The Place Beyond the Pines
Directed by Derek Cianfrance
An upstate tragedy that taps into some Timeless Themes—the unrelenting bench-press of masculine responsibility and the equally heavy shit that passes between fathers and sons—this three-part drama is nonetheless more engaging for its granular detail than for its big-canvas sweep. The film, cowritten by director Cianfrance, Ben Coccio, and Darius Marder, seems winded by the finish line, as each movement is anchored by a less engaging screen presence than the last. The torch passes from the combustible “moto bandit” (Ryan Gosling), sticking up Schenectady bank branches to provide for his newborn son, to the inwardly tortured golden-boy cop who took him out in the line of duty (Bradley Cooper) to the years-later meeting of their troubled-teenage sons (Emory Cohen and Dane DeHaan).

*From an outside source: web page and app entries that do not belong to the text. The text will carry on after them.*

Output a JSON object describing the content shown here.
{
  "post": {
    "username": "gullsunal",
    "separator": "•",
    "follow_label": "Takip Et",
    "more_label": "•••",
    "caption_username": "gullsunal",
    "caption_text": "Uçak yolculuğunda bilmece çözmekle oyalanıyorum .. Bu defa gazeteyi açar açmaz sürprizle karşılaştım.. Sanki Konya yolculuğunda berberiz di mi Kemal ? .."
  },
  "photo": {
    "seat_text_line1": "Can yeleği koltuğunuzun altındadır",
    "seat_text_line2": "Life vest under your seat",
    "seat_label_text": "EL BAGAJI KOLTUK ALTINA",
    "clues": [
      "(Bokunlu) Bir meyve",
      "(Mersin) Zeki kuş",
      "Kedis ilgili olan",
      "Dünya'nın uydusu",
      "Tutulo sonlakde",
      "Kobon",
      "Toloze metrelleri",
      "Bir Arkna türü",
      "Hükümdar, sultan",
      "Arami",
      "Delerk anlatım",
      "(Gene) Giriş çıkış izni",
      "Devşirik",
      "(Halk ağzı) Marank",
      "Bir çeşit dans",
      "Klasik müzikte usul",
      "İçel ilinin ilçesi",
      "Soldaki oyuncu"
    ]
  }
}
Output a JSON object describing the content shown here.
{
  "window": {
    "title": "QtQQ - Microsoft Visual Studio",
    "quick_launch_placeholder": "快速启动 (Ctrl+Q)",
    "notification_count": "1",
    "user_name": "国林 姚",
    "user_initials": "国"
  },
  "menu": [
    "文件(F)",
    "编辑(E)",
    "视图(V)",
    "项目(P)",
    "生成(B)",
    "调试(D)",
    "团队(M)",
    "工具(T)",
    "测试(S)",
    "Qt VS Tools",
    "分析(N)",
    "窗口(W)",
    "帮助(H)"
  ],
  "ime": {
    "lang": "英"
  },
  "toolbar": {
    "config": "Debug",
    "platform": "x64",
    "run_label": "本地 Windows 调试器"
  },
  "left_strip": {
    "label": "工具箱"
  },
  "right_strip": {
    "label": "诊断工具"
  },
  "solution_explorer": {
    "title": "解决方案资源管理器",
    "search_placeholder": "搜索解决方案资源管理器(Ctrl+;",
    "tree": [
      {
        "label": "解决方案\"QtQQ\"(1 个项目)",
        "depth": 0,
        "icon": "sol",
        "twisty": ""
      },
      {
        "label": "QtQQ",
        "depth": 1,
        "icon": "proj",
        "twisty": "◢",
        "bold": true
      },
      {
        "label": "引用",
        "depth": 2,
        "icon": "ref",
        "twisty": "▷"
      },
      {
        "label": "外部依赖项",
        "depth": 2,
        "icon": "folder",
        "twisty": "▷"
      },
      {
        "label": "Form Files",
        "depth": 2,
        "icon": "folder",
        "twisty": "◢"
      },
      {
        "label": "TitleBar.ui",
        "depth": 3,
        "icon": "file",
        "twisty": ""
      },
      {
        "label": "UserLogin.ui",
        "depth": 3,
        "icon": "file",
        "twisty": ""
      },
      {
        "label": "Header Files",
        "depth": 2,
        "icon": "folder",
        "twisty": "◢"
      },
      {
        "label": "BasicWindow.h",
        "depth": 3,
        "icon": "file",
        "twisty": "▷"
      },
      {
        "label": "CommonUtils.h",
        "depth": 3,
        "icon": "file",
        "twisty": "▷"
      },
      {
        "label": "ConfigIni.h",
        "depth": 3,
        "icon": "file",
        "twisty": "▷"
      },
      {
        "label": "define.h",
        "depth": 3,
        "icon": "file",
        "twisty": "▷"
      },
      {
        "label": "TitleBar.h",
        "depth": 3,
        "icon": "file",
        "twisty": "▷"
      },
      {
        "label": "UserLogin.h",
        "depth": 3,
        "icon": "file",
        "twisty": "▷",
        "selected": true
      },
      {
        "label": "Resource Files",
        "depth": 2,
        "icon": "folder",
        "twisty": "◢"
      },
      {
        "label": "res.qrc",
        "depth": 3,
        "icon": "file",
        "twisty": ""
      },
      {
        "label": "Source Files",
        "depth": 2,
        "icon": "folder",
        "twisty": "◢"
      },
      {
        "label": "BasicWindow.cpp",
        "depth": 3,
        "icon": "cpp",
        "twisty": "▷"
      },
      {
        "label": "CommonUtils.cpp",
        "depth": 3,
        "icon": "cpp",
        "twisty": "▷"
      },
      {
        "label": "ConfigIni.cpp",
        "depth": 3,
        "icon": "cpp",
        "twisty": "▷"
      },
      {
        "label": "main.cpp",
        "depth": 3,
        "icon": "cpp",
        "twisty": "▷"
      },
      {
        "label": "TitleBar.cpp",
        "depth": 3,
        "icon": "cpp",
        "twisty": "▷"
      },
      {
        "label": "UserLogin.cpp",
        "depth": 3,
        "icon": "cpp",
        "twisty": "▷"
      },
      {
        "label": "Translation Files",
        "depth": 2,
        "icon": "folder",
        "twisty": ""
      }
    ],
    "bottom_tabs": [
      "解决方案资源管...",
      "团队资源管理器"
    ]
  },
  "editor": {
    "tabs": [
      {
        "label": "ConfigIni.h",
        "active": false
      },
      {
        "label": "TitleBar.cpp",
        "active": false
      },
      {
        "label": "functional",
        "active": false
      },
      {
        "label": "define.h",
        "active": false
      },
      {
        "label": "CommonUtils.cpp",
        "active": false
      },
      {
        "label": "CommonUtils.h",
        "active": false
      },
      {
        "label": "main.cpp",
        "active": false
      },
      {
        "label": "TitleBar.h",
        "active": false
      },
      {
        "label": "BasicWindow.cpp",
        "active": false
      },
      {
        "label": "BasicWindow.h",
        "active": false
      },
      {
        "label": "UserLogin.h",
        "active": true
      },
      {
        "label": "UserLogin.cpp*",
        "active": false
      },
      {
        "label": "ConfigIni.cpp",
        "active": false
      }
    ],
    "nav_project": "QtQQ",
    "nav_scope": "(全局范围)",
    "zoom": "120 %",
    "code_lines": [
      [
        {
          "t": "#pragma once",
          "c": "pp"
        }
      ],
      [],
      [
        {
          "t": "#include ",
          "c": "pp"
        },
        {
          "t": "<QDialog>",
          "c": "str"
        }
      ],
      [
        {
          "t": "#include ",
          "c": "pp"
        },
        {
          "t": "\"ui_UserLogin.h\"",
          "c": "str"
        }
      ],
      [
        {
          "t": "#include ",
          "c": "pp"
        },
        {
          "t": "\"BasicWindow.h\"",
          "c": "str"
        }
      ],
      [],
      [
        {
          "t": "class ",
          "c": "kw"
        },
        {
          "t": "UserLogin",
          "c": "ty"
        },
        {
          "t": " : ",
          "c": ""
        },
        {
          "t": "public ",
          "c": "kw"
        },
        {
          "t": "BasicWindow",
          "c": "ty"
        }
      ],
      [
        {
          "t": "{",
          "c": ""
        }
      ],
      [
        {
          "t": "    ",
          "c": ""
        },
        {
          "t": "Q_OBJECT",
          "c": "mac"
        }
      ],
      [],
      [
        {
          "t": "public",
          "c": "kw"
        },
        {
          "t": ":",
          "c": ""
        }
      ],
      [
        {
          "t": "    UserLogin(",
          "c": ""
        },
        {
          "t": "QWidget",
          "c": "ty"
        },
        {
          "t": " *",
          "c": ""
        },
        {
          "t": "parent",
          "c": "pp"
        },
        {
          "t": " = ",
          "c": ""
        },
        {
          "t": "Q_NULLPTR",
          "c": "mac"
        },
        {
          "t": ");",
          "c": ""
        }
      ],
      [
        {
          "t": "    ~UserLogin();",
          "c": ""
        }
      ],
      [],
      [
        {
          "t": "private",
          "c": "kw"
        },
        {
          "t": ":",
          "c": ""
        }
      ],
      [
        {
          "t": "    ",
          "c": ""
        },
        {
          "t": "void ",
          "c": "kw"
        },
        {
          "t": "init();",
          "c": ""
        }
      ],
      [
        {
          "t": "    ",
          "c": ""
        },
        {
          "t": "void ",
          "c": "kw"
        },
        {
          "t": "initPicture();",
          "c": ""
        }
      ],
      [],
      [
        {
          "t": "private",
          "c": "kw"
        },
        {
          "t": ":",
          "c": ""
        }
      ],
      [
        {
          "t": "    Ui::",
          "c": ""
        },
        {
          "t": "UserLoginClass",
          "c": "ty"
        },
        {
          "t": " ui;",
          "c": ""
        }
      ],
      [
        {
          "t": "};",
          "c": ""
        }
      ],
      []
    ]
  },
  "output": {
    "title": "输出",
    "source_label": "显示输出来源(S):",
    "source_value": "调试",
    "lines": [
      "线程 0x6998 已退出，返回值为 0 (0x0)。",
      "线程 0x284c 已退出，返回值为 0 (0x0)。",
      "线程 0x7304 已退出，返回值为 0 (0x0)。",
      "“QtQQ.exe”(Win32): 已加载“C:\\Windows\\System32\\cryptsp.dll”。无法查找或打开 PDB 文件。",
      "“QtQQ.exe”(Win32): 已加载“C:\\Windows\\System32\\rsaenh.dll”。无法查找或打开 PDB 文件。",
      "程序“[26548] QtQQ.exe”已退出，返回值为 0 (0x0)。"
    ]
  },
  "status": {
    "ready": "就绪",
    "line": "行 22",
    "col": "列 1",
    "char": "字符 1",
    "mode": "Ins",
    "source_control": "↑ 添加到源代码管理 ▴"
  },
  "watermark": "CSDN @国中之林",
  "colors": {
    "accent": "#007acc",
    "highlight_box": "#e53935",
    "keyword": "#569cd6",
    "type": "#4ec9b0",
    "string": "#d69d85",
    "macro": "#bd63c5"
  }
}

The deep supporting cast also includes Eva Mendes, Ray Liotta, Rose Byrne and Ben Mendelsohn (who makes an impression as Gosling’s fried partner-in-crime, a role similar to the one he played in last year’s waterlogged Killing Them Softly), but many of the movie’s most human touches happen to be functions of the scenery. The evocation of the setting is just tremendous: DP Sean Bobbitt’s fluid natural-light framings convey an almost tactile sense of the county seat’s bedraggled functioning: in the marathon opening shot, Gosling walks across a trampled fairground to take his place in a daredevil crotch-rocket stunt; we glimpse the clammy ceiling tiles, and the tellers frozen in place beneath them, during an early bank robbery; the ordered clutter of the rookie cop’s home includes a bucket of stuffed animals set down right next to the television.
Like Cianfrance’s previous film, the breakup gauntlet Blue Valentine, Pines adopts a kind of ticking-time-bomb realism, determining how a set of manhood-centric resentments might come to a head over a particular span of time, waiting it out by taking very careful temperature of the surrounding environments. These bleak inevitabilities still feel a little too neat for the impeccably disarrayed worlds the director charts them through—until his next film, at least, keep this American independent filed under Strained Seriousness.
Opens March 29